Ohio's senator Sherrod Brown captured the frustration of many of his fellow Ohioans when he said, ???NASA ignored the intent of Congress and the interests of taxpayers. NASA was directed to consider regional diversity when determining shuttle locations. Unfortunately, it looks like regional diversity amounts to which coast you are on, or which exit you use on I-95. Even more insulting to taxpayers is that having paid to build the shuttles, they will now be charged to see them at some sites.???
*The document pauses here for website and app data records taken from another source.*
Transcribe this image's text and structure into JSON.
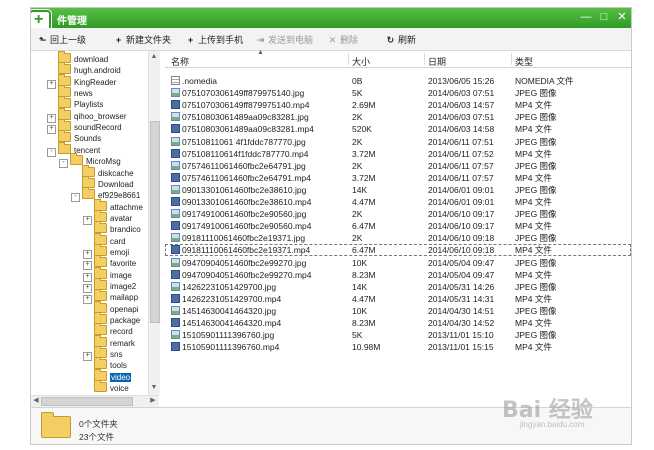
{
  "window": {
    "title": "件管理",
    "controls": {
      "minimize": "—",
      "maximize": "□",
      "close": "✕"
    }
  },
  "toolbar": {
    "up": {
      "label": "回上一级",
      "icon": "arrow-up-icon"
    },
    "new_folder": {
      "label": "新建文件夹",
      "icon": "plus-icon"
    },
    "upload": {
      "label": "上传到手机",
      "icon": "plus-icon"
    },
    "send_pc": {
      "label": "发送到电脑",
      "icon": "send-icon"
    },
    "delete": {
      "label": "删除",
      "icon": "close-icon"
    },
    "refresh": {
      "label": "刷新",
      "icon": "refresh-icon"
    }
  },
  "tree": [
    {
      "label": "download",
      "depth": 0,
      "expand": ""
    },
    {
      "label": "hugh.android",
      "depth": 0,
      "expand": ""
    },
    {
      "label": "KingReader",
      "depth": 0,
      "expand": "+"
    },
    {
      "label": "news",
      "depth": 0,
      "expand": ""
    },
    {
      "label": "Playlists",
      "depth": 0,
      "expand": ""
    },
    {
      "label": "qihoo_browser",
      "depth": 0,
      "expand": "+"
    },
    {
      "label": "soundRecord",
      "depth": 0,
      "expand": "+"
    },
    {
      "label": "Sounds",
      "depth": 0,
      "expand": ""
    },
    {
      "label": "tencent",
      "depth": 0,
      "expand": "-"
    },
    {
      "label": "MicroMsg",
      "depth": 1,
      "expand": "-"
    },
    {
      "label": "diskcache",
      "depth": 2,
      "expand": ""
    },
    {
      "label": "Download",
      "depth": 2,
      "expand": ""
    },
    {
      "label": "ef929e8661",
      "depth": 2,
      "expand": "-"
    },
    {
      "label": "attachme",
      "depth": 3,
      "expand": ""
    },
    {
      "label": "avatar",
      "depth": 3,
      "expand": "+"
    },
    {
      "label": "brandico",
      "depth": 3,
      "expand": ""
    },
    {
      "label": "card",
      "depth": 3,
      "expand": ""
    },
    {
      "label": "emoji",
      "depth": 3,
      "expand": "+"
    },
    {
      "label": "favorite",
      "depth": 3,
      "expand": "+"
    },
    {
      "label": "image",
      "depth": 3,
      "expand": "+"
    },
    {
      "label": "image2",
      "depth": 3,
      "expand": "+"
    },
    {
      "label": "mailapp",
      "depth": 3,
      "expand": "+"
    },
    {
      "label": "openapi",
      "depth": 3,
      "expand": ""
    },
    {
      "label": "package",
      "depth": 3,
      "expand": ""
    },
    {
      "label": "record",
      "depth": 3,
      "expand": ""
    },
    {
      "label": "remark",
      "depth": 3,
      "expand": ""
    },
    {
      "label": "sns",
      "depth": 3,
      "expand": "+"
    },
    {
      "label": "tools",
      "depth": 3,
      "expand": ""
    },
    {
      "label": "video",
      "depth": 3,
      "expand": "",
      "selected": true
    },
    {
      "label": "voice",
      "depth": 3,
      "expand": ""
    }
  ],
  "columns": {
    "name": "名称",
    "size": "大小",
    "date": "日期",
    "type": "类型"
  },
  "files": [
    {
      "name": ".nomedia",
      "size": "0B",
      "date": "2013/06/05 15:26",
      "type": "NOMEDIA 文件",
      "kind": "doc"
    },
    {
      "name": "0751070306149ff879975140.jpg",
      "size": "5K",
      "date": "2014/06/03 07:51",
      "type": "JPEG 图像",
      "kind": "img"
    },
    {
      "name": "0751070306149ff879975140.mp4",
      "size": "2.69M",
      "date": "2014/06/03 14:57",
      "type": "MP4 文件",
      "kind": "vid"
    },
    {
      "name": "07510803061489aa09c83281.jpg",
      "size": "2K",
      "date": "2014/06/03 07:51",
      "type": "JPEG 图像",
      "kind": "img"
    },
    {
      "name": "07510803061489aa09c83281.mp4",
      "size": "520K",
      "date": "2014/06/03 14:58",
      "type": "MP4 文件",
      "kind": "vid"
    },
    {
      "name": "07510811061 4f1fddc787770.jpg",
      "size": "2K",
      "date": "2014/06/11 07:51",
      "type": "JPEG 图像",
      "kind": "img"
    },
    {
      "name": "075108110614f1fddc787770.mp4",
      "size": "3.72M",
      "date": "2014/06/11 07:52",
      "type": "MP4 文件",
      "kind": "vid"
    },
    {
      "name": "07574611061460fbc2e64791.jpg",
      "size": "2K",
      "date": "2014/06/11 07:57",
      "type": "JPEG 图像",
      "kind": "img"
    },
    {
      "name": "07574611061460fbc2e64791.mp4",
      "size": "3.72M",
      "date": "2014/06/11 07:57",
      "type": "MP4 文件",
      "kind": "vid"
    },
    {
      "name": "09013301061460fbc2e38610.jpg",
      "size": "14K",
      "date": "2014/06/01 09:01",
      "type": "JPEG 图像",
      "kind": "img"
    },
    {
      "name": "09013301061460fbc2e38610.mp4",
      "size": "4.47M",
      "date": "2014/06/01 09:01",
      "type": "MP4 文件",
      "kind": "vid"
    },
    {
      "name": "09174910061460fbc2e90560.jpg",
      "size": "2K",
      "date": "2014/06/10 09:17",
      "type": "JPEG 图像",
      "kind": "img"
    },
    {
      "name": "09174910061460fbc2e90560.mp4",
      "size": "6.47M",
      "date": "2014/06/10 09:17",
      "type": "MP4 文件",
      "kind": "vid"
    },
    {
      "name": "09181110061460fbc2e19371.jpg",
      "size": "2K",
      "date": "2014/06/10 09:18",
      "type": "JPEG 图像",
      "kind": "img"
    },
    {
      "name": "09181110061460fbc2e19371.mp4",
      "size": "6.47M",
      "date": "2014/06/10 09:18",
      "type": "MP4 文件",
      "kind": "vid",
      "focused": true
    },
    {
      "name": "09470904051460fbc2e99270.jpg",
      "size": "10K",
      "date": "2014/05/04 09:47",
      "type": "JPEG 图像",
      "kind": "img"
    },
    {
      "name": "09470904051460fbc2e99270.mp4",
      "size": "8.23M",
      "date": "2014/05/04 09:47",
      "type": "MP4 文件",
      "kind": "vid"
    },
    {
      "name": "14262231051429700.jpg",
      "size": "14K",
      "date": "2014/05/31 14:26",
      "type": "JPEG 图像",
      "kind": "img"
    },
    {
      "name": "14262231051429700.mp4",
      "size": "4.47M",
      "date": "2014/05/31 14:31",
      "type": "MP4 文件",
      "kind": "vid"
    },
    {
      "name": "14514630041464320.jpg",
      "size": "10K",
      "date": "2014/04/30 14:51",
      "type": "JPEG 图像",
      "kind": "img"
    },
    {
      "name": "14514630041464320.mp4",
      "size": "8.23M",
      "date": "2014/04/30 14:52",
      "type": "MP4 文件",
      "kind": "vid"
    },
    {
      "name": "15105901111396760.jpg",
      "size": "5K",
      "date": "2013/11/01 15:10",
      "type": "JPEG 图像",
      "kind": "img"
    },
    {
      "name": "15105901111396760.mp4",
      "size": "10.98M",
      "date": "2013/11/01 15:15",
      "type": "MP4 文件",
      "kind": "vid"
    }
  ],
  "status": {
    "folders": "0个文件夹",
    "files": "23个文件"
  },
  "watermark": {
    "brand": "Bai 经验",
    "url": "jingyan.baidu.com"
  }
}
Ohio has been dealt a series of blows in recent years from seeing long-time employers like NCR bolt to Atlanta, to losing two Congressional seats to faster growing states like Texas, to seeing Akron's native son Lebron James bolt Cleveland for the Miami Heat. It seems that the Buckeye State can't compete with the money, energy, and population of the coastal states. This hurts the vitality of our communities and makes it harder to fight the ???brain drain.??? To put this in perspective, on our current trajectory the Census projects that we'll have more senior citizens than young people in just 25 years (for the first time in history). So every single blow adds up, and will make it that much harder for Fordham's hometown state and city (Dayton) to remain competitive.